* What you need to do
Filter the entries down to the lines holding "사용후기", then copy those lines.
- Opening Delimiter -
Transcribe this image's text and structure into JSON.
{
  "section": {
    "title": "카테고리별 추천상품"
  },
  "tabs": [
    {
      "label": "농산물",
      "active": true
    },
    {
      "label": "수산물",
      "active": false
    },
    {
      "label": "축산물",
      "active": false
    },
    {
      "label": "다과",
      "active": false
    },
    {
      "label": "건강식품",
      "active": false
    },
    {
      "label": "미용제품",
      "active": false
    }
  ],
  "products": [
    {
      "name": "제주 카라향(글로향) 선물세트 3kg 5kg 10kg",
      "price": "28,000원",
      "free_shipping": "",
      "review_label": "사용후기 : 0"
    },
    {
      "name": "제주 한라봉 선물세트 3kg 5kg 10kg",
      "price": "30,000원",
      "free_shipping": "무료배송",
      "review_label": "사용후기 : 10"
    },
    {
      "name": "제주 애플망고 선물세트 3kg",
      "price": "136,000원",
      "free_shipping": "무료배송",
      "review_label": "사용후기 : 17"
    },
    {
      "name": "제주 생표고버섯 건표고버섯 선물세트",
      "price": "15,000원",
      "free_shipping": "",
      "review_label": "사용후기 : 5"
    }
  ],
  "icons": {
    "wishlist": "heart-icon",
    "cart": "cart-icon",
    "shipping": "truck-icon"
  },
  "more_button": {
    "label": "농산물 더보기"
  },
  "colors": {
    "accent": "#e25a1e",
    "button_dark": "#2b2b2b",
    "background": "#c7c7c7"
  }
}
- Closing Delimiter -
* Solution for this exercise
      "review_label": "사용후기 : 0"
      "review_label": "사용후기 : 10"
      "review_label": "사용후기 : 17"
      "review_label": "사용후기 : 5"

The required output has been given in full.